  • I told people 'I'm still the same person, there will be adjustments required but don't let lymphoma define what you think of me'.
  • I gave my lymphoma a name (I called it Derek) so whenever I talk about it with my friends and family, we refer to it as Derek rather than lymphoma or cancer. It kind of gives a 'face' to it (which also means you can swear at it when it messes up your plans), and I found it just made it easier to talk about it to others. And I just generally tried to stay positive about it.
A woman with long dark hair and glasses smiles at the camera
Helen found that naming her lymphoma helped her to talk about it.
  • Don’t be afraid of silence and don't try to fill it by talking. Silence can be when people are processing, and it's ok to cry.
  • Telling people my lymphoma was treatable but not curable stopped people telling me that once treatment finished I could ‘go back to normal’.
  • Set up a 'group chat' so that you (or someone on your behalf) can update everybody at the same time (instead of having to repeat the same thing over and over again). It is also handy for providing useful links to reputable sources of information about your treatment, so that they can refer back to it whenever they need to.
  • We used a WhatsApp/messenger with friends, and I was able to reconnect with people with whom I had lost contact.
  • People find it hard to understand watch and wait (active monitoring). I said it's hard to get your head around, but lymphoma isn't like other cancers and it's better to save treatment for when it's needed as you don't want to use up options too soon for little benefit, although new treatments evolve all the time.
  • I found it helpful to be clear about it. For example, explain that it is a blood cancer.
  • For really close family who would feel devastated by the news, we made sure we had all the Lymphoma Action materials ready to give to them. 
  • We let people ask questions and answered with all the Information we were given. We told everyone to stay off Google and pointed them to Lymphoma Action!
  • I directed everyone to the Lymphoma Action website because with all the will in the world I got tired of talking about cancer and wanted people to have the best information.
  • When people ask about my treatment I'm careful to say that although chemo does work for most people it didn’t quite make the mark for me, and I had to have a very special kind of treatment - like a stem cell transplant but where my cells were genetically modified (aka CAR-T cell therapy). I say I am now in remission (my consultant's words), but I never say it's cured or gone.

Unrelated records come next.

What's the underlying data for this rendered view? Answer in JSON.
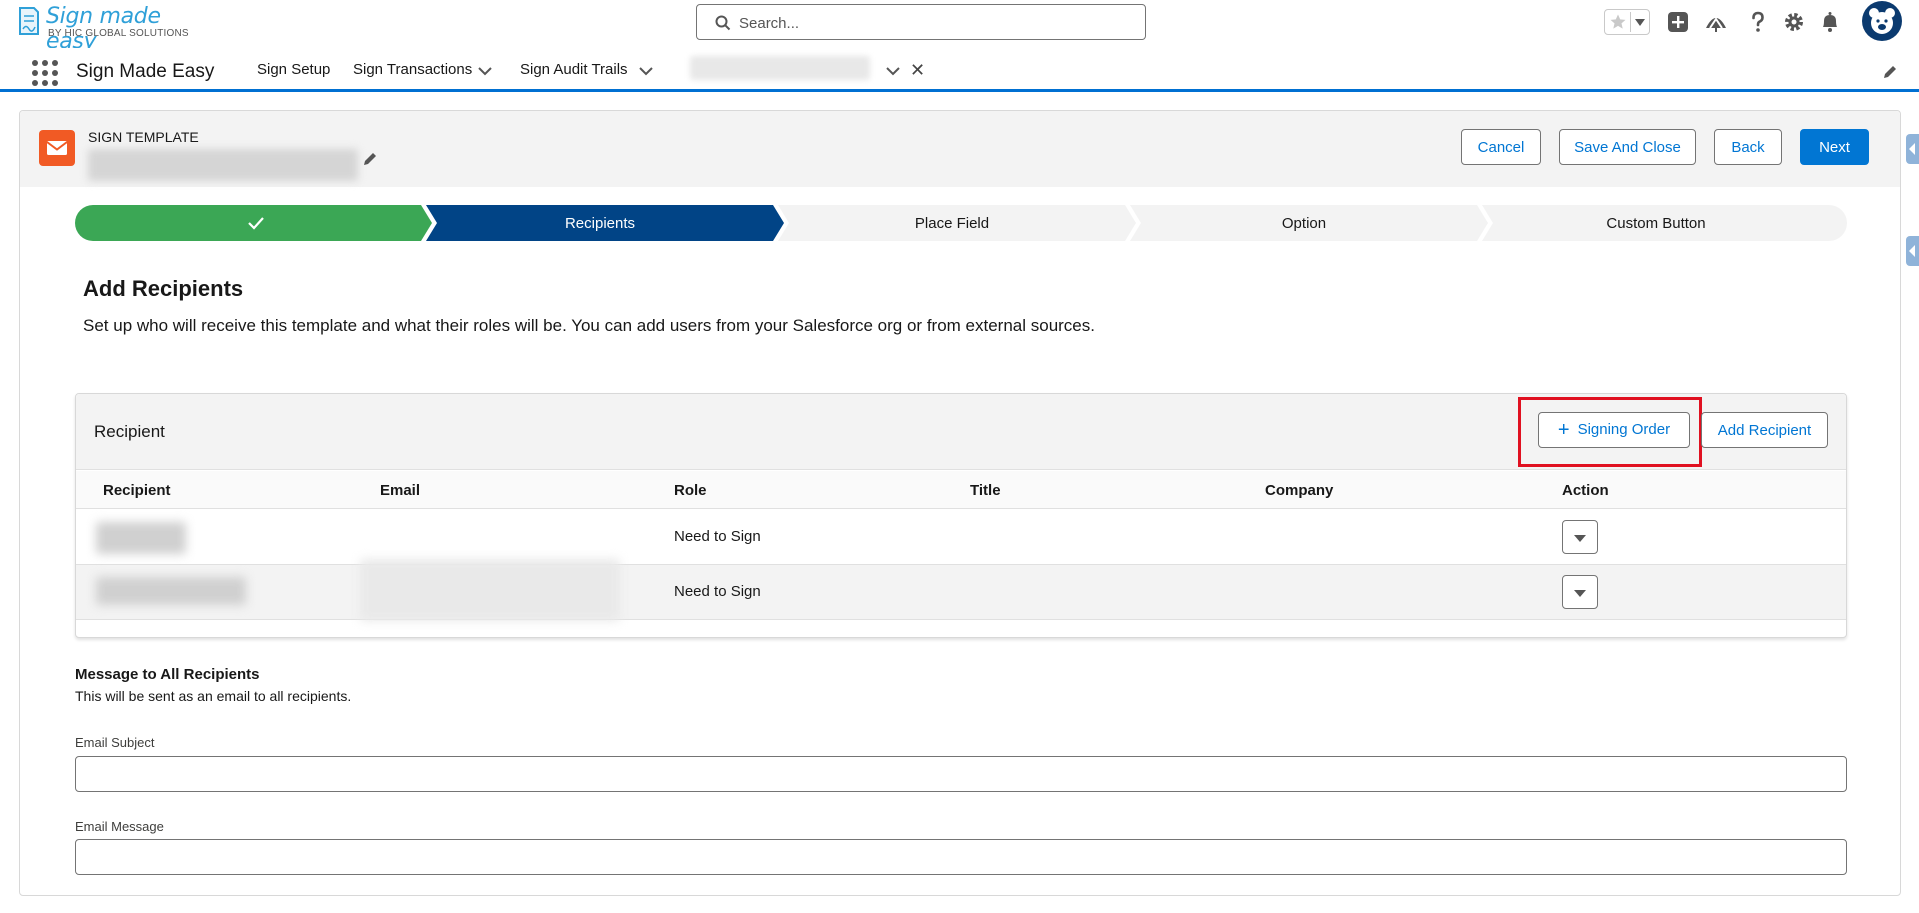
{
  "logo": {
    "title": "Sign made easy",
    "subtitle": "BY HIC GLOBAL SOLUTIONS"
  },
  "search": {
    "placeholder": "Search..."
  },
  "header_icons": [
    "favorites-star-icon",
    "add-icon",
    "trailhead-icon",
    "help-icon",
    "settings-gear-icon",
    "notifications-bell-icon",
    "user-avatar"
  ],
  "app_nav": {
    "app_name": "Sign Made Easy",
    "items": [
      {
        "label": "Sign Setup",
        "has_menu": false
      },
      {
        "label": "Sign Transactions",
        "has_menu": true
      },
      {
        "label": "Sign Audit Trails",
        "has_menu": true
      }
    ],
    "close_glyph": "✕"
  },
  "template": {
    "label": "SIGN TEMPLATE",
    "buttons": {
      "cancel": "Cancel",
      "save_close": "Save And Close",
      "back": "Back",
      "next": "Next"
    }
  },
  "path": {
    "steps": [
      {
        "label": "",
        "state": "complete"
      },
      {
        "label": "Recipients",
        "state": "current"
      },
      {
        "label": "Place Field",
        "state": "incomplete"
      },
      {
        "label": "Option",
        "state": "incomplete"
      },
      {
        "label": "Custom Button",
        "state": "incomplete"
      }
    ],
    "colors": {
      "complete": "#3ba755",
      "current": "#014486",
      "incomplete": "#f3f3f3"
    }
  },
  "section": {
    "title": "Add Recipients",
    "description": "Set up who will receive this template and what their roles will be. You can add users from your Salesforce org or from external sources."
  },
  "recipients": {
    "title": "Recipient",
    "signing_order_label": "Signing Order",
    "add_recipient_label": "Add Recipient",
    "columns": [
      "Recipient",
      "Email",
      "Role",
      "Title",
      "Company",
      "Action"
    ],
    "rows": [
      {
        "role": "Need to Sign"
      },
      {
        "role": "Need to Sign"
      }
    ]
  },
  "message": {
    "title": "Message to All Recipients",
    "subtitle": "This will be sent as an email to all recipients.",
    "subject_label": "Email Subject",
    "subject_value": "",
    "message_label": "Email Message",
    "message_value": ""
  },
  "colors": {
    "brand": "#0176d3",
    "highlight": "#e01020",
    "template_icon": "#f15a24"
  }
}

I am now living my life to the full!
  • When it feels like you have a mountain to climb and it all just feels impossible, overwhelming and never ending, focus on achieving just 1% improvement in some way and in 100 days… you’re 100% there!

Read our information about relationships, family and friends

We have more information about communicating with other people.

This information comes from our Facebook users and online support meeting members, and is a list of suggestions from the community based on what they personally found useful and what they would like to pass on to others. This is not intended to be medical advice and is not a replacement for advice from your medical team. If you are looking for specific guidance for your own personal circumstances always consult your medical team.